## DATA FOR PROCESSING
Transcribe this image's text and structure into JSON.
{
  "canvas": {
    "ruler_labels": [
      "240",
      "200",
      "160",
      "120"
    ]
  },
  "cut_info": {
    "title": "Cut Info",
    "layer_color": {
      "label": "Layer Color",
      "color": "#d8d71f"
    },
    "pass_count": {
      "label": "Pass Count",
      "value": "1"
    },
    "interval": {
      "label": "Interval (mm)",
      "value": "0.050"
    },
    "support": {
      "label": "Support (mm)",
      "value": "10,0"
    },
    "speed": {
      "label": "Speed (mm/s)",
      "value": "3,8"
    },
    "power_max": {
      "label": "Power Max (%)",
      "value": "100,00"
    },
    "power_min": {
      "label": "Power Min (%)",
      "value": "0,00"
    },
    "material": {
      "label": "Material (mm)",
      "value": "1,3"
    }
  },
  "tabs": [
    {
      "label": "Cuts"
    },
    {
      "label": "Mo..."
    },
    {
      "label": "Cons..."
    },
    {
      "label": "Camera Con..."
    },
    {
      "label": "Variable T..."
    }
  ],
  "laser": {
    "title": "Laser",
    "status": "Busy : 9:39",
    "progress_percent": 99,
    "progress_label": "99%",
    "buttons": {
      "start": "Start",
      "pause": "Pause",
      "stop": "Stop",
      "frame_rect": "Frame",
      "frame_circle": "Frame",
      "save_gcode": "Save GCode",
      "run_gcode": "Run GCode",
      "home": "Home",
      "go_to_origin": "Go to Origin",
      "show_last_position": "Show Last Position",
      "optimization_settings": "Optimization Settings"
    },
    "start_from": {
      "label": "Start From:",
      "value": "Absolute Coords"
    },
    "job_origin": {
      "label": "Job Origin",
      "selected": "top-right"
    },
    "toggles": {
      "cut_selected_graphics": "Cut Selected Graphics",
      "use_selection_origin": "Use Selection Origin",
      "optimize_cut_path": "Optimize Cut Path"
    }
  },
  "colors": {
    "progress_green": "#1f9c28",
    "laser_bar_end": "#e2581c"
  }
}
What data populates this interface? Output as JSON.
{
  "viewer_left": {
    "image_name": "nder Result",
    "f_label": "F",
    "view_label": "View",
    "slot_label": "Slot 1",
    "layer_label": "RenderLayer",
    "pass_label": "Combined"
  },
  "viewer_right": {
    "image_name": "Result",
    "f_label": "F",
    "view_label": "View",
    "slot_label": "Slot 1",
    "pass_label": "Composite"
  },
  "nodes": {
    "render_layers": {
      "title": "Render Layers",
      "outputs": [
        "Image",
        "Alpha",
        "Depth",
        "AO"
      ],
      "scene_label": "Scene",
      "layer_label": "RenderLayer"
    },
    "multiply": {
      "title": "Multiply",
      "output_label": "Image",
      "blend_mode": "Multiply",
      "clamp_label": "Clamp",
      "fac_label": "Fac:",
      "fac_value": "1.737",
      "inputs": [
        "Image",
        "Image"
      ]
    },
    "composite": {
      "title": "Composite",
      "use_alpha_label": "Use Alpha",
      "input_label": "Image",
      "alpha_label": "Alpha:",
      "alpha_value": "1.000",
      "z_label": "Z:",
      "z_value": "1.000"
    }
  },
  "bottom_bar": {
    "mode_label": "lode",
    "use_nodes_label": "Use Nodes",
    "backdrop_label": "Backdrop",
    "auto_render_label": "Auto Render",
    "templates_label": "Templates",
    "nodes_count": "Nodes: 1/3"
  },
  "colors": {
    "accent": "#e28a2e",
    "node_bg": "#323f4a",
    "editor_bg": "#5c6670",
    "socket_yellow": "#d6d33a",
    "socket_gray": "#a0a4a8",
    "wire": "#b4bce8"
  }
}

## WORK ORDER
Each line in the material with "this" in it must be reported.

## EXERCISE ANSWER
Transcribe this image's text and structure into JSON.
What data populates this interface? Output as JSON.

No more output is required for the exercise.